--- INFORMATION Enclosed Below ---

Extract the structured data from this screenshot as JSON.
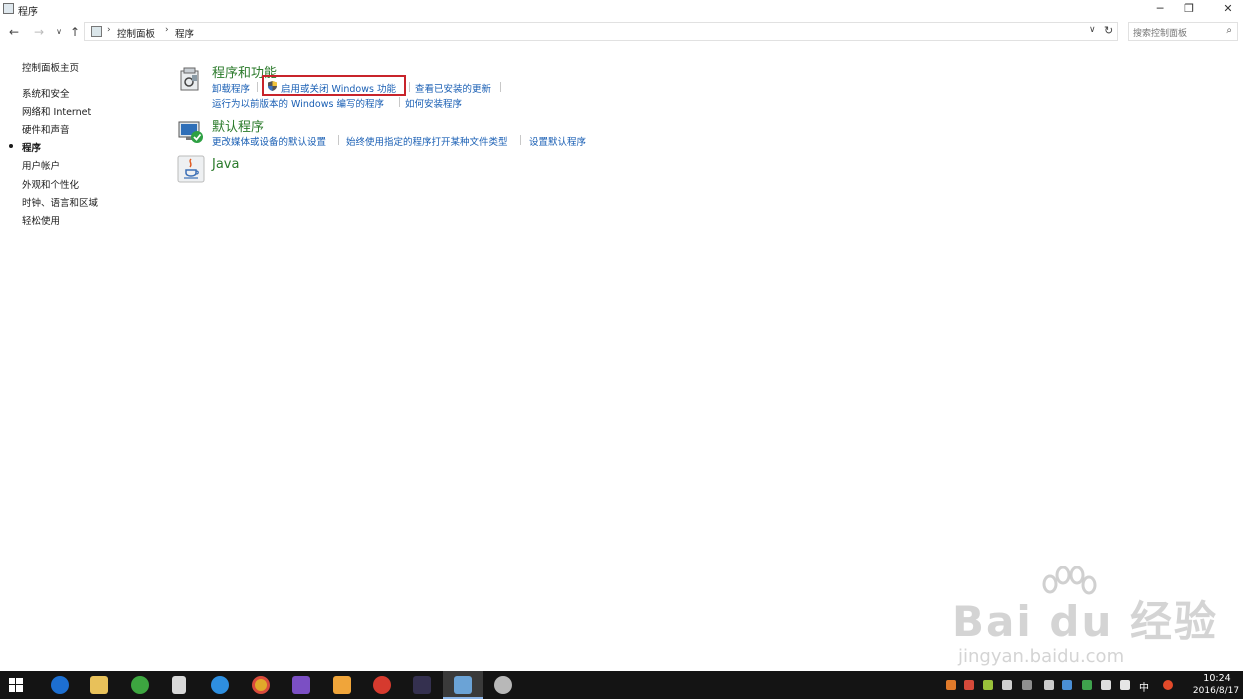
{
  "window": {
    "title": "程序",
    "minimize_glyph": "─",
    "restore_glyph": "❐",
    "close_glyph": "✕"
  },
  "nav": {
    "back_glyph": "←",
    "forward_glyph": "→",
    "recent_glyph": "∨",
    "up_glyph": "↑",
    "breadcrumb": [
      "控制面板",
      "程序"
    ],
    "crumb_separator": "›",
    "dropdown_glyph": "∨",
    "refresh_glyph": "↻",
    "search_placeholder": "搜索控制面板",
    "search_glyph": "⌕"
  },
  "sidebar": {
    "items": [
      {
        "label": "控制面板主页"
      },
      {
        "label": "系统和安全"
      },
      {
        "label": "网络和 Internet"
      },
      {
        "label": "硬件和声音"
      },
      {
        "label": "程序",
        "selected": true
      },
      {
        "label": "用户帐户"
      },
      {
        "label": "外观和个性化"
      },
      {
        "label": "时钟、语言和区域"
      },
      {
        "label": "轻松使用"
      }
    ]
  },
  "categories": {
    "programs_features": {
      "title": "程序和功能",
      "icon": "programs-features-icon",
      "links": [
        "卸载程序",
        "启用或关闭 Windows 功能",
        "查看已安装的更新",
        "运行为以前版本的 Windows 编写的程序",
        "如何安装程序"
      ]
    },
    "default_programs": {
      "title": "默认程序",
      "icon": "default-programs-icon",
      "links": [
        "更改媒体或设备的默认设置",
        "始终使用指定的程序打开某种文件类型",
        "设置默认程序"
      ]
    },
    "java": {
      "title": "Java",
      "icon": "java-icon"
    }
  },
  "highlight_color": "#c8242b",
  "link_color": "#1a5fb4",
  "category_title_color": "#2a7a2a",
  "watermark": {
    "logo": "Bai du 经验",
    "url": "jingyan.baidu.com"
  },
  "taskbar": {
    "pinned": [
      "windows-start-icon",
      "edge-icon",
      "file-explorer-icon",
      "app-green-icon",
      "calculator-icon",
      "ie-icon",
      "chrome-icon",
      "visual-studio-icon",
      "app-orange-icon",
      "app-red-icon",
      "app-dark-icon",
      "control-panel-icon",
      "app-gray-icon"
    ],
    "ime_label": "中",
    "clock_time": "10:24",
    "clock_date": "2016/8/17"
  }
}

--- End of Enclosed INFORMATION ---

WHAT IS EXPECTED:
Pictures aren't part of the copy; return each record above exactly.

RESPONSE BOX:
Extract the structured data from this screenshot as JSON.
{
  "window": {
    "title": "程序",
    "minimize_glyph": "─",
    "restore_glyph": "❐",
    "close_glyph": "✕"
  },
  "nav": {
    "back_glyph": "←",
    "forward_glyph": "→",
    "recent_glyph": "∨",
    "up_glyph": "↑",
    "breadcrumb": [
      "控制面板",
      "程序"
    ],
    "crumb_separator": "›",
    "dropdown_glyph": "∨",
    "refresh_glyph": "↻",
    "search_placeholder": "搜索控制面板",
    "search_glyph": "⌕"
  },
  "sidebar": {
    "items": [
      {
        "label": "控制面板主页"
      },
      {
        "label": "系统和安全"
      },
      {
        "label": "网络和 Internet"
      },
      {
        "label": "硬件和声音"
      },
      {
        "label": "程序",
        "selected": true
      },
      {
        "label": "用户帐户"
      },
      {
        "label": "外观和个性化"
      },
      {
        "label": "时钟、语言和区域"
      },
      {
        "label": "轻松使用"
      }
    ]
  },
  "categories": {
    "programs_features": {
      "title": "程序和功能",
      "icon": "programs-features-icon",
      "links": [
        "卸载程序",
        "启用或关闭 Windows 功能",
        "查看已安装的更新",
        "运行为以前版本的 Windows 编写的程序",
        "如何安装程序"
      ]
    },
    "default_programs": {
      "title": "默认程序",
      "icon": "default-programs-icon",
      "links": [
        "更改媒体或设备的默认设置",
        "始终使用指定的程序打开某种文件类型",
        "设置默认程序"
      ]
    },
    "java": {
      "title": "Java",
      "icon": "java-icon"
    }
  },
  "highlight_color": "#c8242b",
  "link_color": "#1a5fb4",
  "category_title_color": "#2a7a2a",
  "watermark": {
    "logo": "Bai du 经验",
    "url": "jingyan.baidu.com"
  },
  "taskbar": {
    "pinned": [
      "windows-start-icon",
      "edge-icon",
      "file-explorer-icon",
      "app-green-icon",
      "calculator-icon",
      "ie-icon",
      "chrome-icon",
      "visual-studio-icon",
      "app-orange-icon",
      "app-red-icon",
      "app-dark-icon",
      "control-panel-icon",
      "app-gray-icon"
    ],
    "ime_label": "中",
    "clock_time": "10:24",
    "clock_date": "2016/8/17"
  }
}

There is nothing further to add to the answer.